Page and application data records
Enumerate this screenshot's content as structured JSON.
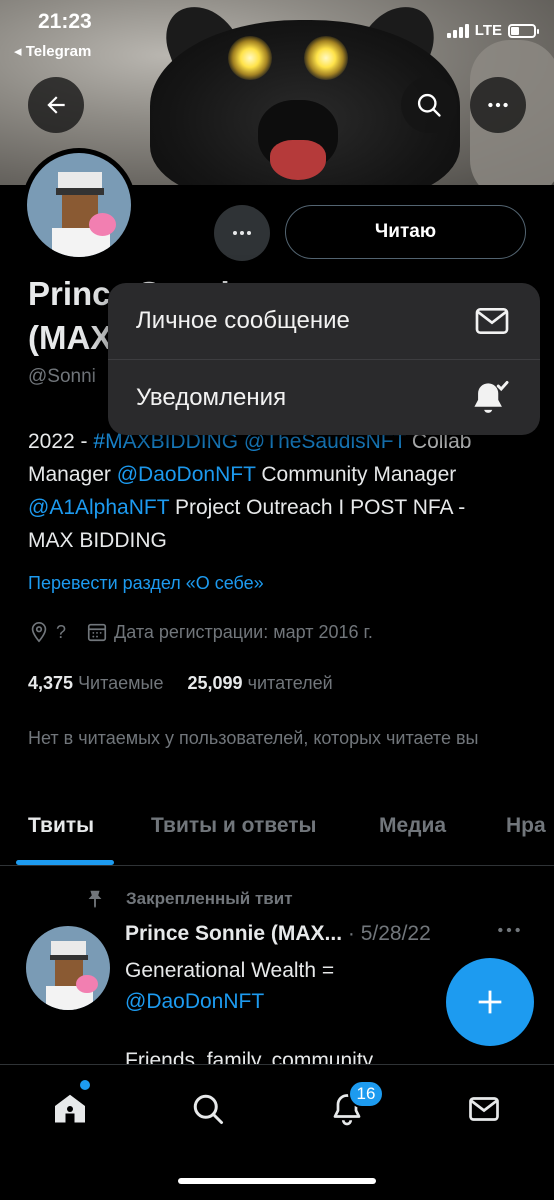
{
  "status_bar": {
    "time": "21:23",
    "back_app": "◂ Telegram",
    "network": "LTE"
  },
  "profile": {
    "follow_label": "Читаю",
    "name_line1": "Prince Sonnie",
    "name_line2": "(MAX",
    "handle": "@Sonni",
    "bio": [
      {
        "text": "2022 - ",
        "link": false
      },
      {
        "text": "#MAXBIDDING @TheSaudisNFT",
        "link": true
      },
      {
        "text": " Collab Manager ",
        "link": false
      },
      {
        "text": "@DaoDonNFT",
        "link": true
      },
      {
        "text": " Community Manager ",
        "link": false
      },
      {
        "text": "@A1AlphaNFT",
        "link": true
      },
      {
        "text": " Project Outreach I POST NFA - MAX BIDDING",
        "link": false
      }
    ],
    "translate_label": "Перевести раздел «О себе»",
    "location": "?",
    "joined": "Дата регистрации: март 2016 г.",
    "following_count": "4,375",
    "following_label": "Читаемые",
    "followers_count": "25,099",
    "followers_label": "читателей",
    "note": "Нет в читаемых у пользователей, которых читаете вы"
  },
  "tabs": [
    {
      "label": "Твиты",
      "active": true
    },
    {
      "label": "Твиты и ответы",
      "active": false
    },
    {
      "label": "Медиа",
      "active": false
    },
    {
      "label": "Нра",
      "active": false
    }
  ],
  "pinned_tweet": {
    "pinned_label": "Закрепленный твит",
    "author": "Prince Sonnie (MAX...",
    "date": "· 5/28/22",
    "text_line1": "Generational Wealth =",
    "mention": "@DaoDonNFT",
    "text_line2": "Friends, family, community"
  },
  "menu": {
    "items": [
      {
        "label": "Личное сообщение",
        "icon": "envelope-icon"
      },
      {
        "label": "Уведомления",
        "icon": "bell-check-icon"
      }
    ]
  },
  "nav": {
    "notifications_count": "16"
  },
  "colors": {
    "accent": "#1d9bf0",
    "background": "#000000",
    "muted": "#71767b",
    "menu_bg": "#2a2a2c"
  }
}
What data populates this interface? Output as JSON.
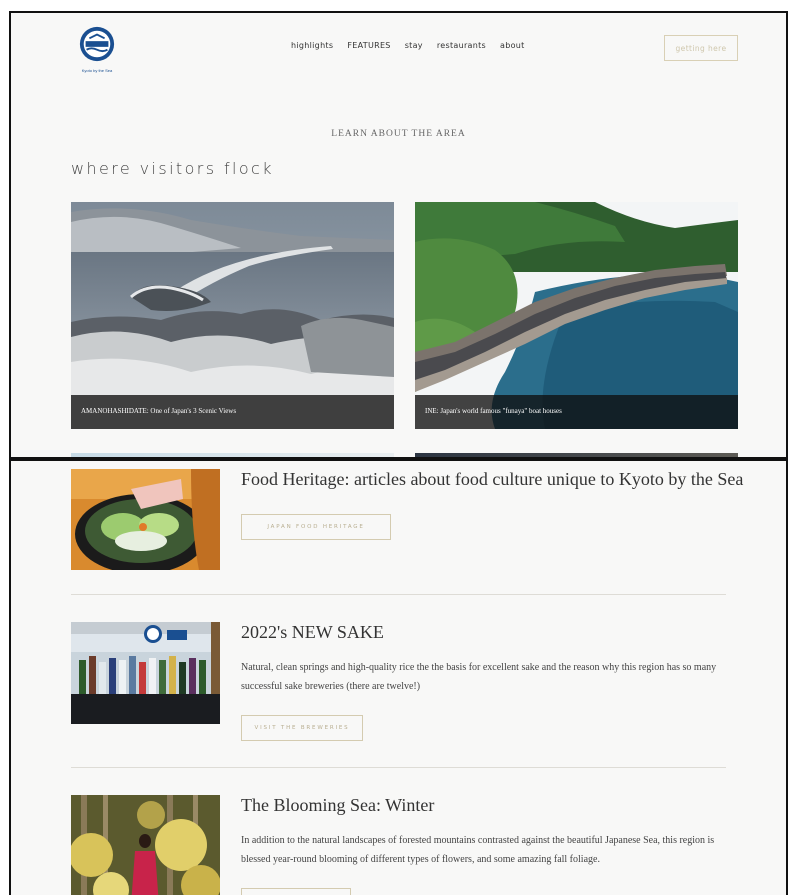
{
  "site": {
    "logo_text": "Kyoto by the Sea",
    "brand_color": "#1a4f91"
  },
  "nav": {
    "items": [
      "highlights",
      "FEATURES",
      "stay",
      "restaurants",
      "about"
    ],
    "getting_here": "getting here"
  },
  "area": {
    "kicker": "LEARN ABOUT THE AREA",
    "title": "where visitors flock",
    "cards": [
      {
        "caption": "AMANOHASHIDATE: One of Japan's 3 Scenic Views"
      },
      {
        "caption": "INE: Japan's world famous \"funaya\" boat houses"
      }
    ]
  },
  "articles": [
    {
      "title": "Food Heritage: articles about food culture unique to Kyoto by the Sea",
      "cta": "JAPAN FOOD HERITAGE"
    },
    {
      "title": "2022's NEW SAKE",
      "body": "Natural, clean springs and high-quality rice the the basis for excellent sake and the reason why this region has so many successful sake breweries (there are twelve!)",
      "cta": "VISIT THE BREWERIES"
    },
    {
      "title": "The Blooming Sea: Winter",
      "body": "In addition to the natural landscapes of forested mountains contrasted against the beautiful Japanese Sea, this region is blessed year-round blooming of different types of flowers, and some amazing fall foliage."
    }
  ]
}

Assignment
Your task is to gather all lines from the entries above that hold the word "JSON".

Response
Enumerate this screenshot's content as structured JSON.
What data populates this interface? Output as JSON.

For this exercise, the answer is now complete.